(RECORDS SUPPLIED)
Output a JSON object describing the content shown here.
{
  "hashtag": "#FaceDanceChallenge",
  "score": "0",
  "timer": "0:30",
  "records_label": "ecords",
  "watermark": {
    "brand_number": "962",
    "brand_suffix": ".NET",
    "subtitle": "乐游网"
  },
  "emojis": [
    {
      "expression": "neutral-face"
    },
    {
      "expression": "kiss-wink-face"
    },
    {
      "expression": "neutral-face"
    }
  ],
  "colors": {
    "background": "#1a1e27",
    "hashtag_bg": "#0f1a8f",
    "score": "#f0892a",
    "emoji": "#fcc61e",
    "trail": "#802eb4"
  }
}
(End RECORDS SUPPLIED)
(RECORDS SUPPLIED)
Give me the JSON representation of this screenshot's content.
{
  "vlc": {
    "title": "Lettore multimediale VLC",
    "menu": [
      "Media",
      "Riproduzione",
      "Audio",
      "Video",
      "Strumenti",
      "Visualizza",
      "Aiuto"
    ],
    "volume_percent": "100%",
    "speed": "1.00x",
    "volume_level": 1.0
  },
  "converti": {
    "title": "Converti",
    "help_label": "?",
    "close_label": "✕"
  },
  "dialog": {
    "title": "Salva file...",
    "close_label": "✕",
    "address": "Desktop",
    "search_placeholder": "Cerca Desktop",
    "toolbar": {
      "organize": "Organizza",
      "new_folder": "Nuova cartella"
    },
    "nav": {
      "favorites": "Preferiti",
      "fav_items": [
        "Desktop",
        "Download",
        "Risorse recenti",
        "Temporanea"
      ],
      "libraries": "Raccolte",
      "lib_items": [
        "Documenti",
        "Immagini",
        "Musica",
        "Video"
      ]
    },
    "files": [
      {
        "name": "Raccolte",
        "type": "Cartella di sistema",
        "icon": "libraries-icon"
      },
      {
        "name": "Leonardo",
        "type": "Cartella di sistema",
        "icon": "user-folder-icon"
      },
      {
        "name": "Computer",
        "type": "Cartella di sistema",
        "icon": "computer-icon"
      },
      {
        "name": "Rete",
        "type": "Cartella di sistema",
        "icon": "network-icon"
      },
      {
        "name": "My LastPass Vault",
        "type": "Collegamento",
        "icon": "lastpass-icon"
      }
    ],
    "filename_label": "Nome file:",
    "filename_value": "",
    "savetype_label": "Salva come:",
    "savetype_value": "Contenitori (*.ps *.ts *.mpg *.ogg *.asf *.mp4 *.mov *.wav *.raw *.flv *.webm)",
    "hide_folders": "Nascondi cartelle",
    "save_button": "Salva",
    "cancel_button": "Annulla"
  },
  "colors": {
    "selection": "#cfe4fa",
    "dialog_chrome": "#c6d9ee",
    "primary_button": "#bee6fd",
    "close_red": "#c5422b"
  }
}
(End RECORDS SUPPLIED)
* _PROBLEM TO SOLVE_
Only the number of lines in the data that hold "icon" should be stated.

* _WRITTEN RESPONSE_
5